Gateway to the Rainbow Nation, Cape Town is famed for its natural beauty, diverse culture, fine wines and celebrated restaurants. It's also a city made for outdoor living, with a host of adventure activities right on its mountain-framed doorstep.
Indeed, it's a setting enjoyed by South Africa's finest city hotels, which, from the large and luxurious to the delightfully boutique, are dotted between the lively waterfront and city centre, and tucked away amid the many picturesque bays and on the slopes of iconic Table Mountain.
The buzzing and bustling V&A Waterfront is the cosmopolitan heart of Cape Town. Still a functioning maritime port, it's fluttering sails and busy docs are testament to the city's maritime heritage. But it's now set alongside a full spread of trendy bars, restaurants and street food stalls that form one of the city's most eclectic culinary centres. That's alongside any number of museums and exhibits, designer boutiques and luxury hotels, including one of our favourites – the excellent Cape Grace. The V&A is within walking distance of the city centre and regularly showcases musical, artistic and cultural exhibitions.
Table Mountain dominates the Cape Town skyline, a looming flat-topped crag that provides one of the world's most iconic city settings. And tumbling down from its often cloud-topped summit, Table Mountain National Park is globally recognised for its rich biodiversity. Here, an entire floral kingdom is host to more than 2000 species of fynbos plants as an entire network of walking and cycling trails link flower-strewn valleys with scenic viewpoints. The Table Mountain Aerial Cableway offers five-minute rides from city to summit where fabulous 360-degree views take in the coastlines of the Cape Peninsula.

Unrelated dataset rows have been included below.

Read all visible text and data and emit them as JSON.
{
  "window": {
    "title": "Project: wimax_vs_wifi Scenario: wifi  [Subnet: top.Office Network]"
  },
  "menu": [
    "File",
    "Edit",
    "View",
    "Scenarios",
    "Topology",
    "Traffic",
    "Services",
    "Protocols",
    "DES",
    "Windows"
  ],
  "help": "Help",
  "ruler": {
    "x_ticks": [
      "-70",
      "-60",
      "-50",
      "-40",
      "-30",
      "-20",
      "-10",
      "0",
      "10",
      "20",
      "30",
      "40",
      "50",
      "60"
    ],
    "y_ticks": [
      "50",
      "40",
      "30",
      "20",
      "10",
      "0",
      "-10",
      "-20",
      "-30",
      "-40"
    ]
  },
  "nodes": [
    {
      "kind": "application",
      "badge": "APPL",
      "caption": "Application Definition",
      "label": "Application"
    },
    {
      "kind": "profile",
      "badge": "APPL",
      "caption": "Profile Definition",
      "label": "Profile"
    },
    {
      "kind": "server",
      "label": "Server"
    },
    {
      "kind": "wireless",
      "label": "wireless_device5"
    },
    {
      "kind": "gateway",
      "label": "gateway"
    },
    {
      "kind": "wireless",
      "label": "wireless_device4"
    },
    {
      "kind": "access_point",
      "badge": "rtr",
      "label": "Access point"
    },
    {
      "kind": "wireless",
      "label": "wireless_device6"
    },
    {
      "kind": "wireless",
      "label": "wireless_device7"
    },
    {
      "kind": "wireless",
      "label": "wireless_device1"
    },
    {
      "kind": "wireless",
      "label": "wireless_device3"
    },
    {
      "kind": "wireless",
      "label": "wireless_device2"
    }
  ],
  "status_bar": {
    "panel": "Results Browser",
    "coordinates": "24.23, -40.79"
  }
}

Robben Island once served as a place of banishment, isolation and imprisonment for South Africa's most famous political prisoners, including Nelson Mandela, who spent 18 years there. A poignant reminder of the country's recent strungles, today this World Heritage Site is a must-see attraction, accessible by ferry from the mainland.
Many informal settlements surround Cape Town and, of these, Langa and Khayelitsha are perhaps the best known. Built by the apartheid government, they are the oldest and largest of the city's townships, where many residents now take part in innovative arts and crafts projects, which, alongside street food restaurants and cultural centres, can be explored on locals-led guided tours.
The Cape Peninsula is one of the world's most diverse and complex marine environments, a place where mountains and seas collide. Driving south from Cape Town, you'll have the opportunity to explore the Dalebrook Marine Reserve, visit the fishing harbour at Kalk Bay, meet and even swim alongside African penguins at Boulders Beach or cage dive with Great White Sharks. Further along the coast, the dramatic landscapes of Cape Point signal where the Indian and Atlantic oceans meet.